• TRY IT: Sort through the data and copy the lines holding the word "PeripheralVenousBlood".

[Source data]
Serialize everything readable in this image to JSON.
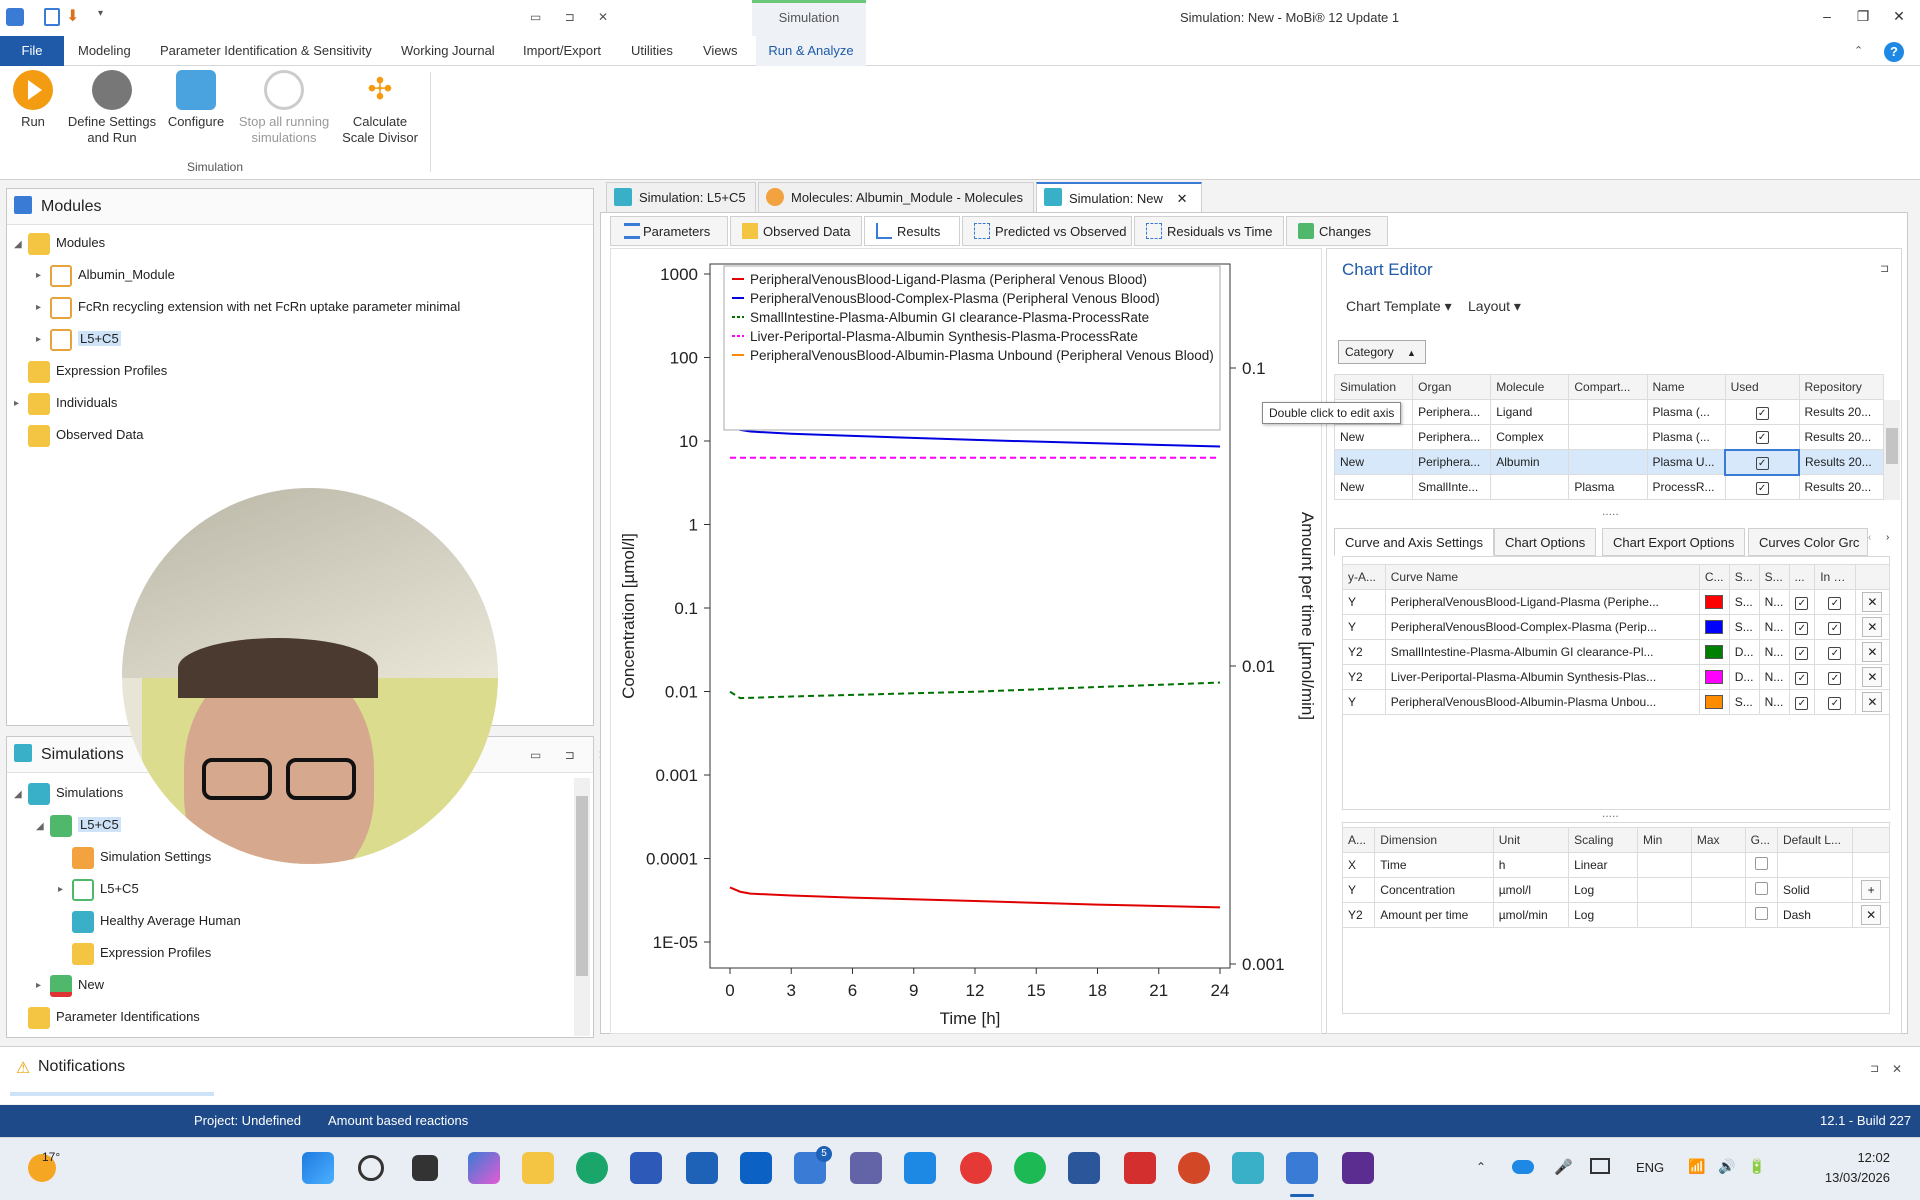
{
  "window": {
    "title": "Simulation: New - MoBi® 12 Update 1",
    "context_tab": "Simulation",
    "minimize": "–",
    "restore": "❐",
    "close": "✕"
  },
  "menu": {
    "file": "File",
    "items": [
      "Modeling",
      "Parameter Identification & Sensitivity",
      "Working Journal",
      "Import/Export",
      "Utilities",
      "Views",
      "Run & Analyze"
    ],
    "help": "?"
  },
  "ribbon": {
    "buttons": [
      {
        "label": "Run"
      },
      {
        "label": "Define Settings and Run"
      },
      {
        "label": "Configure"
      },
      {
        "label": "Stop all running simulations"
      },
      {
        "label": "Calculate Scale Divisor"
      }
    ],
    "group_label": "Simulation"
  },
  "modules_panel": {
    "title": "Modules",
    "items": [
      "Modules",
      "Albumin_Module",
      "FcRn recycling extension with net FcRn uptake parameter minimal",
      "L5+C5",
      "Expression Profiles",
      "Individuals",
      "Observed Data"
    ]
  },
  "simulations_panel": {
    "title": "Simulations",
    "items": [
      "Simulations",
      "L5+C5",
      "Simulation Settings",
      "L5+C5",
      "Healthy Average Human",
      "Expression Profiles",
      "New",
      "Parameter Identifications"
    ]
  },
  "document_tabs": [
    "Simulation: L5+C5",
    "Molecules: Albumin_Module - Molecules",
    "Simulation: New"
  ],
  "document_tab_close": "✕",
  "sub_tabs": [
    "Parameters",
    "Observed Data",
    "Results",
    "Predicted vs Observed",
    "Residuals vs Time",
    "Changes"
  ],
  "chart": {
    "tooltip": "Double click to edit axis",
    "xlabel": "Time [h]",
    "ylabel": "Concentration [µmol/l]",
    "y2label": "Amount per time [µmol/min]",
    "xticks": [
      "0",
      "3",
      "6",
      "9",
      "12",
      "15",
      "18",
      "21",
      "24"
    ],
    "yticks": [
      "1000",
      "100",
      "10",
      "1",
      "0.1",
      "0.01",
      "0.001",
      "0.0001",
      "1E-05"
    ],
    "y2ticks": [
      "0.1",
      "0.01",
      "0.001"
    ],
    "legend": [
      {
        "label": "PeripheralVenousBlood-Ligand-Plasma  (Peripheral  Venous  Blood)",
        "color": "#e00000",
        "dash": false
      },
      {
        "label": "PeripheralVenousBlood-Complex-Plasma  (Peripheral  Venous  Blood)",
        "color": "#0000e0",
        "dash": false
      },
      {
        "label": "SmallIntestine-Plasma-Albumin  GI  clearance-Plasma-ProcessRate",
        "color": "#007000",
        "dash": true
      },
      {
        "label": "Liver-Periportal-Plasma-Albumin  Synthesis-Plasma-ProcessRate",
        "color": "#ff00ff",
        "dash": true
      },
      {
        "label": "PeripheralVenousBlood-Albumin-Plasma  Unbound  (Peripheral  Venous  Blood)",
        "color": "#ff8c00",
        "dash": false
      }
    ]
  },
  "chart_data": {
    "type": "line",
    "xlabel": "Time [h]",
    "ylabel": "Concentration [µmol/l]",
    "y2label": "Amount per time [µmol/min]",
    "xlim": [
      0,
      24
    ],
    "ylim": [
      1e-05,
      1000
    ],
    "y2lim": [
      0.001,
      0.1
    ],
    "yscale": "log",
    "y2scale": "log",
    "legend_position": "top",
    "series": [
      {
        "name": "PeripheralVenousBlood-Ligand-Plasma (Peripheral Venous Blood)",
        "axis": "Y",
        "color": "#e00000",
        "x": [
          0,
          0.5,
          1,
          3,
          6,
          12,
          18,
          24
        ],
        "y": [
          4.5e-05,
          4e-05,
          3.8e-05,
          3.6e-05,
          3.4e-05,
          3.1e-05,
          2.8e-05,
          2.6e-05
        ]
      },
      {
        "name": "PeripheralVenousBlood-Complex-Plasma (Peripheral Venous Blood)",
        "axis": "Y",
        "color": "#0000e0",
        "x": [
          0,
          0.5,
          1,
          3,
          6,
          12,
          18,
          24
        ],
        "y": [
          15,
          13.6,
          13,
          12.2,
          11.5,
          10.3,
          9.4,
          8.6
        ]
      },
      {
        "name": "SmallIntestine-Plasma-Albumin GI clearance-Plasma-ProcessRate",
        "axis": "Y2",
        "color": "#007000",
        "x": [
          0,
          0.5,
          3,
          6,
          12,
          18,
          24
        ],
        "y": [
          0.0082,
          0.0078,
          0.0079,
          0.008,
          0.0082,
          0.0085,
          0.0088
        ]
      },
      {
        "name": "Liver-Periportal-Plasma-Albumin Synthesis-Plasma-ProcessRate",
        "axis": "Y2",
        "color": "#ff00ff",
        "x": [
          0,
          6,
          12,
          18,
          24
        ],
        "y": [
          0.05,
          0.05,
          0.05,
          0.05,
          0.05
        ]
      },
      {
        "name": "PeripheralVenousBlood-Albumin-Plasma Unbound (Peripheral Venous Blood)",
        "axis": "Y",
        "color": "#ff8c00",
        "x": [],
        "y": []
      }
    ]
  },
  "chart_editor": {
    "title": "Chart Editor",
    "chart_template": "Chart Template",
    "layout": "Layout",
    "category": "Category",
    "data_columns": [
      "Simulation",
      "Organ",
      "Molecule",
      "Compart...",
      "Name",
      "Used",
      "Repository"
    ],
    "data_rows": [
      [
        "",
        "Periphera...",
        "Ligand",
        "",
        "Plasma (...",
        "✓",
        "Results 20..."
      ],
      [
        "New",
        "Periphera...",
        "Complex",
        "",
        "Plasma (...",
        "✓",
        "Results 20..."
      ],
      [
        "New",
        "Periphera...",
        "Albumin",
        "",
        "Plasma U...",
        "✓",
        "Results 20..."
      ],
      [
        "New",
        "SmallInte...",
        "",
        "Plasma",
        "ProcessR...",
        "✓",
        "Results 20..."
      ]
    ],
    "settings_tabs": [
      "Curve and Axis Settings",
      "Chart Options",
      "Chart Export Options",
      "Curves Color Grc"
    ],
    "curve_columns": [
      "y-A...",
      "Curve Name",
      "C...",
      "S...",
      "S...",
      "...",
      "In L..."
    ],
    "curves": [
      {
        "axis": "Y",
        "name": "PeripheralVenousBlood-Ligand-Plasma (Periphe...",
        "color": "#ff0000",
        "style": "S...",
        "symbol": "N..."
      },
      {
        "axis": "Y",
        "name": "PeripheralVenousBlood-Complex-Plasma (Perip...",
        "color": "#0000ff",
        "style": "S...",
        "symbol": "N..."
      },
      {
        "axis": "Y2",
        "name": "SmallIntestine-Plasma-Albumin GI clearance-Pl...",
        "color": "#008000",
        "style": "D...",
        "symbol": "N..."
      },
      {
        "axis": "Y2",
        "name": "Liver-Periportal-Plasma-Albumin Synthesis-Plas...",
        "color": "#ff00ff",
        "style": "D...",
        "symbol": "N..."
      },
      {
        "axis": "Y",
        "name": "PeripheralVenousBlood-Albumin-Plasma Unbou...",
        "color": "#ff8c00",
        "style": "S...",
        "symbol": "N..."
      }
    ],
    "axis_columns": [
      "A...",
      "Dimension",
      "Unit",
      "Scaling",
      "Min",
      "Max",
      "G...",
      "Default L..."
    ],
    "axes": [
      {
        "axis": "X",
        "dimension": "Time",
        "unit": "h",
        "scaling": "Linear",
        "default": ""
      },
      {
        "axis": "Y",
        "dimension": "Concentration",
        "unit": "µmol/l",
        "scaling": "Log",
        "default": "Solid"
      },
      {
        "axis": "Y2",
        "dimension": "Amount per time",
        "unit": "µmol/min",
        "scaling": "Log",
        "default": "Dash"
      }
    ],
    "add": "+",
    "remove": "✕",
    "splitter": "....."
  },
  "notifications": {
    "title": "Notifications"
  },
  "status": {
    "project": "Project: Undefined",
    "mode": "Amount based reactions",
    "build": "12.1 - Build 227"
  },
  "taskbar": {
    "weather": "17°",
    "lang": "ENG",
    "time": "12:02",
    "date": "13/03/2026",
    "badge": "5"
  }
}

• RESPONSE BOX:
        "label": "PeripheralVenousBlood-Ligand-Plasma  (Peripheral  Venous  Blood)",
        "label": "PeripheralVenousBlood-Complex-Plasma  (Peripheral  Venous  Blood)",
        "label": "PeripheralVenousBlood-Albumin-Plasma  Unbound  (Peripheral  Venous  Blood)",
        "name": "PeripheralVenousBlood-Ligand-Plasma (Peripheral Venous Blood)",
        "name": "PeripheralVenousBlood-Complex-Plasma (Peripheral Venous Blood)",
        "name": "PeripheralVenousBlood-Albumin-Plasma Unbound (Peripheral Venous Blood)",
        "name": "PeripheralVenousBlood-Ligand-Plasma (Periphe...",
        "name": "PeripheralVenousBlood-Complex-Plasma (Perip...",
        "name": "PeripheralVenousBlood-Albumin-Plasma Unbou...",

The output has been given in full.